Last Updated on September 20, 2023 by Anna Baumann
When I Was Told That I Have Graves Disease
When I was told that I have Graves Disease, I didn’t even know what an Autoimmune Disease was. I had no idea that a body could get so confused that it would start attacking itself.
Several years ago, I was feeling crummy, sweaty, and anxious. Sometimes, I was so jittery that I wanted to crawl right out of my skin. My heart raced for no reason, my hands trembled, and I couldn’t sleep. Heartburn and hunger were almost constant, along with other uncomfortable stomach issues. My emotions were also all over the place! One minute, I was a sad and crying mess. The next, I was screaming with anger and rage. And most of the time, my poor brain felt like it was in a fog of confusion and forgetfulness. Dealing with that odd combination of symptoms was so exhausting that living through a day was like swimming against the current in a deep, muddy river.
At first I thought I was just getting old and hormonal so I fluffed it all off and plowed through. But the longer it went on, the more I knew that something was horribly wrong with me. It took several months of doctor visits and wrong turns to discover that I have Graves Disease. My body attacks my thyroid.
Graves Disease Treatment Options
My Endocrinologist prescribed a drug called Methimazole. That was to calm my thyroid down and hope that Graves Disease would go into remission. I started to feel somewhat better. Some symptoms, like my racing heart and trembling hands, subsided. But other ones took their place. And I never went into remission. My doctors were adamant that Methimazole was not a long-term solution. They said I had about 18 months to decide if I wanted my thyroid radiated or removed.
A close friend of Graves Disease is Thyroid Eye Disease. I found this out when my body started attacking my eye muscles. This caused my eyes to bug out of my head. Even after lid reduction surgery, my eyes are often dry and burning, and sunshine and headlights are painful.
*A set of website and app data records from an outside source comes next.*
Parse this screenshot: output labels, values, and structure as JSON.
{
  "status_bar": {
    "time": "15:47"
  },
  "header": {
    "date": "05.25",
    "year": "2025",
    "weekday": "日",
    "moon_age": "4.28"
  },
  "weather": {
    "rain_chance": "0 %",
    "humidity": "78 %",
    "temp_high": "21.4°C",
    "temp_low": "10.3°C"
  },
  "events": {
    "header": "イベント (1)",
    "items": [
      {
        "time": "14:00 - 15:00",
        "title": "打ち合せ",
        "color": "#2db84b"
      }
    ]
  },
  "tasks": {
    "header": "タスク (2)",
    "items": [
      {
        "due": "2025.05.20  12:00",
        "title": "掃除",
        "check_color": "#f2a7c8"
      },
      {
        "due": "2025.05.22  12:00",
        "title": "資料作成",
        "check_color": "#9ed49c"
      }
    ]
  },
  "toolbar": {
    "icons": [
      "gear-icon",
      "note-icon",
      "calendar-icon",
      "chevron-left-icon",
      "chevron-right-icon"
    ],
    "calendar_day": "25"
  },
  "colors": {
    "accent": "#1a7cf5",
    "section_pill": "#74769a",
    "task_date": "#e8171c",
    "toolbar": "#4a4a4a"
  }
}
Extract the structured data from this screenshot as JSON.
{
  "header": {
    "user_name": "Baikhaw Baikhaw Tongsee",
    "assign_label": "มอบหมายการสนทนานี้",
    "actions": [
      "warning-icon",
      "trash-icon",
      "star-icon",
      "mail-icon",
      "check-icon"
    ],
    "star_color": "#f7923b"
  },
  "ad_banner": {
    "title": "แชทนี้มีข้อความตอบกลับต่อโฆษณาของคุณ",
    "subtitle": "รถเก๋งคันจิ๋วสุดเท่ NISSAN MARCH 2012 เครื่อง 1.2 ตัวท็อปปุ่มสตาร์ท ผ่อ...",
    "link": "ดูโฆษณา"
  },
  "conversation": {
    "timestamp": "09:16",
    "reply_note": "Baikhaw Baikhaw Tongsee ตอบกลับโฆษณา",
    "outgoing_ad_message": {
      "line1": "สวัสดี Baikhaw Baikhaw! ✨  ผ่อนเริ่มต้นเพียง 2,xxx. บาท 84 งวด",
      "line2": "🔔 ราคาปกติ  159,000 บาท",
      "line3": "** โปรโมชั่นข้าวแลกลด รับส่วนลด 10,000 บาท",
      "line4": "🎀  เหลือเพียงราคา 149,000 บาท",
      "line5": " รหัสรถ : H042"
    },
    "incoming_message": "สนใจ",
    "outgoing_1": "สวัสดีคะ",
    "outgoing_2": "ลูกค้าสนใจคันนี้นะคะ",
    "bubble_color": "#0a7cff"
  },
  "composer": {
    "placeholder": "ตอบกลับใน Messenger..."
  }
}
During the Summer of 2017, I had a total thyroidectomy. I wasn’t comfortable with radioactive idoine. My body went haywire when I wasn’t knowingly doing anything to aggravate it. So I decided not to intentionally injest something that‘s only handled by people wearing HAZMAT. It seems to me like a recipe for causing more problems.
Living with Graves Disease
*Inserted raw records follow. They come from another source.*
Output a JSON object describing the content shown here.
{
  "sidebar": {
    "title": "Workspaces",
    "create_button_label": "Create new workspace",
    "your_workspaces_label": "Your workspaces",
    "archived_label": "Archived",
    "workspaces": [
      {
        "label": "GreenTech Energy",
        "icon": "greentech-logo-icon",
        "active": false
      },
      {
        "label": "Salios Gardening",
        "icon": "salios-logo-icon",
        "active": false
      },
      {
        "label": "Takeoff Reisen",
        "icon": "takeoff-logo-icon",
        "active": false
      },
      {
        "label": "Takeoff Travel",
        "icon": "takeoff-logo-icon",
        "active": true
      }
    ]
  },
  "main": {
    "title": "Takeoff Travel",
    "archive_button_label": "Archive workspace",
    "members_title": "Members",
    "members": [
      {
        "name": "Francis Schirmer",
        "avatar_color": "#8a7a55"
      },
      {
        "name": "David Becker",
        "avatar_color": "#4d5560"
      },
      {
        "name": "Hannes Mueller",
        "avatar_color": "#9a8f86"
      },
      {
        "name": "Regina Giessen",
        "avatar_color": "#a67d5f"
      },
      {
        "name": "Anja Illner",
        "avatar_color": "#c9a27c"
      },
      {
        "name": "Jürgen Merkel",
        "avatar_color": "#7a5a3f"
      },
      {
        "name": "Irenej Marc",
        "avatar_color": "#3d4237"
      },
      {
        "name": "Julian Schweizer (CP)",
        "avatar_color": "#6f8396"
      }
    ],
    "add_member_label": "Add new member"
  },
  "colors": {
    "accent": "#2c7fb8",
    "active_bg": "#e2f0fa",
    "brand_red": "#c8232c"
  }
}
I don’t regret my thyorid removal. It took a while, but once things leveled out a lot of my exhaustion and anxiety subsided.
There’s no cure for Graves Disease. So I live with a lingering fear that it’s sitting inside of my body waiting for the opportunity to cause more trouble. Coincidentally, (Or not?) since my diagnosis I’ve developed a few other challenging health issues.
I’m an annoyingly upbeat person, but it gets to me sometimes. I feel like somewhere along the way I lost the person that I was. Like I see myself as two people now; Anna BG (before Graves) and Anna AG (after Graves). Anna BG had lots of energy. Everyone told her she had beautiful eyes and she hardly ever got sick. Anna AG is struggling to get her energy back. She looks freaky and she always feels just a little bit off.
Although it’s not curable, I’m very grateful that Graves is treatable. I might never feel 100% well, but I do feel better than I did. And who knows, maybe Anna BG will show up again one day. I catch a glimpse of her now and then so maybe she isn’t really gone for good…
To learn more about Graves Disease please visit, https://www.thyroid.org/graves-disease/
Disclaimer: This post is based on my own personal experience. It is not intended as medical advice. It is not intended to diagnose, treat, cure, or prevent any disease or medical condition.